Module 6 of the North American Fatigue Management Program (NAFMP) includes three lessons designed to make shippers, brokers and receivers aware of fatigue concerns and implement safe practices related to fatigue management.
Lesson 1: Shippers and brokers may be sued and questioned about loading practices, driver treatment, routing practices and other actions. The Hours of Service (HOS) regulations are a countermeasure to fatigue. There is a huge shortage of parking available to truck drivers. A 2003 study found availability of truck parking was one-half of demand.

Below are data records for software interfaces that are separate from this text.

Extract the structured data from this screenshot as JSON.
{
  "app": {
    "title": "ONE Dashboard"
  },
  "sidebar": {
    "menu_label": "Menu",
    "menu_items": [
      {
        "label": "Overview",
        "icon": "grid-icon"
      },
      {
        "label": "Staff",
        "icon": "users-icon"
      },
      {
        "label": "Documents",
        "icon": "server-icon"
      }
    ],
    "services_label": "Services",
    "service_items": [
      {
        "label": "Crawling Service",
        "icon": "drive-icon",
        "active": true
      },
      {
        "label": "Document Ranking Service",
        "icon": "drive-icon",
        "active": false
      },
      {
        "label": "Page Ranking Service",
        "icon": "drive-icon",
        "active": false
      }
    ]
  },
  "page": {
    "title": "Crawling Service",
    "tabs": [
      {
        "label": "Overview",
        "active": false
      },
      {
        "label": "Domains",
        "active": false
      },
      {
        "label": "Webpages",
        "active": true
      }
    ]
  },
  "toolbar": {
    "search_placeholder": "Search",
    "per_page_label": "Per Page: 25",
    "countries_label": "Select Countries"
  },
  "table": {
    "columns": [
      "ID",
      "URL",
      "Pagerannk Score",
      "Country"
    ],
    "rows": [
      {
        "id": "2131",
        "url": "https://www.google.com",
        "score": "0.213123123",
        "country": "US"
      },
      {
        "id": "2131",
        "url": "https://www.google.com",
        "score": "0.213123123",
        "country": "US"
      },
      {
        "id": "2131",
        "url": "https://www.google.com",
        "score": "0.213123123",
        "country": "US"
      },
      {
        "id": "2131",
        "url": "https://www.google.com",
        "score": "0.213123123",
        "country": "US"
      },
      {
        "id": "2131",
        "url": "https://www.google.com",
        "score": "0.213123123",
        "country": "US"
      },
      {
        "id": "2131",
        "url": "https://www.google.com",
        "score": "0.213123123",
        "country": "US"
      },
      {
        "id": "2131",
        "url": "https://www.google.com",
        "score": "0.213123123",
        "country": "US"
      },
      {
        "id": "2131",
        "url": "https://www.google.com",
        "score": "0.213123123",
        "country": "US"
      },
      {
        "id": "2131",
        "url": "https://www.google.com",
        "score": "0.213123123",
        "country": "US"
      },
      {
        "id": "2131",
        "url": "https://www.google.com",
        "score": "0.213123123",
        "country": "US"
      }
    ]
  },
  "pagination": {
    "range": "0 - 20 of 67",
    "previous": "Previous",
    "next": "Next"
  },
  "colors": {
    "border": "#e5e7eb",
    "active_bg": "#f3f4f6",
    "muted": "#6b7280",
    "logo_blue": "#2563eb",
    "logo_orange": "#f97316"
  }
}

Lesson 2: Limited access to parking and restrooms and lounges can force drivers to park on the shoulder of the road and other undesirable locations. Schedule pressure set by shipper, broker or receiver and can give incentive to the driver to speed, violate HOS and drive while fatigued. A 2011 Government Accountability Office (GAO) study found that 68% of drivers had been detained more than 2 hours (some more than 8 hours!) while waiting for loading and unloading. 80% of these drivers said it affected their HOS compliance. This may be due to inadequate warehouse space, slow service, product not really ready to be shipped or actually using the waiting truck trailers and supplemental warehouse space.
Lesson 3: Voluntary guidelines called “Code of Ethics” established by the Truckload Carriers Association (TCA) and National Industrial Transport League (NITL) with 29 shipper/receiver and 25 carrier/driver guidelines (see Form § 7:19). It includes establishing reasonable transit time requirements so drivers can comply with HOS and speed limits. It also has a guideline to provide for prompt loading/unloading of trucks and providing drivers restrooms, water and other facilities.
We can look to Australia which has included in the Chain of Responsibility drivers, shippers, consignors, loaders, weighbridge operators, equipment vendors and third-party auditors. All who bear responsibility for conduct which affects compliance should be made accountable for failure to discharge that responsibility.
Shippers, brokers and receivers should strive to set realistic trip schedules, reduce loading and unloading delays, and assign waiting drivers time slots so that they can have uninterrupted sleep or naps in their sleeper berth. Detention fees for waiting more than 2 hours are becoming an industry standard. Receivers should consider allowing off-hour parking access to yards.